You should have previously studied engineering-related modules at OU level 1 and 2. You will also need mathematical skills for engineers or scientists. In particular you should be able to:
- describe the concept of stress in an engineering context, and relate it simply to an applied force
- describe the concept of strain, and its relation to stress through the Young’s modulus of a material
- recognise the names of common metals, ceramics and polymers
- distinguish between metals, ceramics and polymers in terms of their atomic and molecular structure, and understand how the atomic-level structure and microstructure of a solid material relates to its physical properties
- identify, from a curve of engineering stress against engineering strain for an elastic material, the Young’s modulus, yield stress and tensile strength of the material
- describe the mechanisms of creep, corrosion and fatigue in materials
- use mathematical principles to solve engineering-based problems.
If you have any doubt about the suitability of the module, please speak to an adviser.
Make sure you are familiar with Windows and suitable word-processing and spreadsheet software.
The module comprises the printed module texts, a DVD-ROM, online forums and a website.
A computing device with a browser and broadband internet access is required for this module. Any modern browser will be suitable for most computer activities. Functionality may be limited on mobile devices.
Any additional software will be provided, or is generally freely available. However, some activities may have more specific requirements. For this reason, you will need to be able to install and run additional software on a device that meets the requirements below.
A desktop or laptop computer with either an up-to-date version of Windows or macOS.
The screen of the device must have a resolution of at least 1024 pixels horizontally and 768 pixels vertically.
To join in the spoken conversation in our online rooms we recommend a headset (headphones or earphones with an integrated microphone).

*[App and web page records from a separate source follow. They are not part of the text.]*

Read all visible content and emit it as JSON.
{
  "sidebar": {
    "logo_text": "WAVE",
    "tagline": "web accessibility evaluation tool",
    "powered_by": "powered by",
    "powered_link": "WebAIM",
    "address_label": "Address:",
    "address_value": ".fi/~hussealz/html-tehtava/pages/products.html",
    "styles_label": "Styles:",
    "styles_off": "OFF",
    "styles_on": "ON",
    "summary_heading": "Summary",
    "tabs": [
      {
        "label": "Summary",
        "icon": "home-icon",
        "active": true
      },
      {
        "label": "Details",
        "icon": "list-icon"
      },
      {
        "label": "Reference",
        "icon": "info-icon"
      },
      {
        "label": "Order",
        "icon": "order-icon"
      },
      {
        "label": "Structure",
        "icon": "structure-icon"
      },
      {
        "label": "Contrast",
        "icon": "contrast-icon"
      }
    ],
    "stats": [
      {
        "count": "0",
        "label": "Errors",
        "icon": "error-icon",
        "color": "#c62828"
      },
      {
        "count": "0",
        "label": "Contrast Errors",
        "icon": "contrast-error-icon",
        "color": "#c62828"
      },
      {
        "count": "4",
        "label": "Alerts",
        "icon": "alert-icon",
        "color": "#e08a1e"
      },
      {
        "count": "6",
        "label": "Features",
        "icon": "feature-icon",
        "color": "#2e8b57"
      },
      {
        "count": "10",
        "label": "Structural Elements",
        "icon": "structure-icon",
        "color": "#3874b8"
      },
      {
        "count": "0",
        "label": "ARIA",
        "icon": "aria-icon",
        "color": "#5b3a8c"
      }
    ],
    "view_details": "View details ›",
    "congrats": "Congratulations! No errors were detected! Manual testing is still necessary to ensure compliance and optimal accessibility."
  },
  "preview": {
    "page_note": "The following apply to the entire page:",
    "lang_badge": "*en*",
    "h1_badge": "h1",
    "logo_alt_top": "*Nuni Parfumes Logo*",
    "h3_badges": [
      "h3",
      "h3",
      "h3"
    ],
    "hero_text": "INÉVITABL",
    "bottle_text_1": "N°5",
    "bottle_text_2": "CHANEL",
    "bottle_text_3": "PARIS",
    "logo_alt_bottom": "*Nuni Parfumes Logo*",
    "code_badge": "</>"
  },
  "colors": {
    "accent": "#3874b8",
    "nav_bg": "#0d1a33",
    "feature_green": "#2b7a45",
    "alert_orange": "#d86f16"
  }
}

Our Skills for OU study website has further information including computing skills for study, computer security, acquiring a computer and Microsoft software offers for students.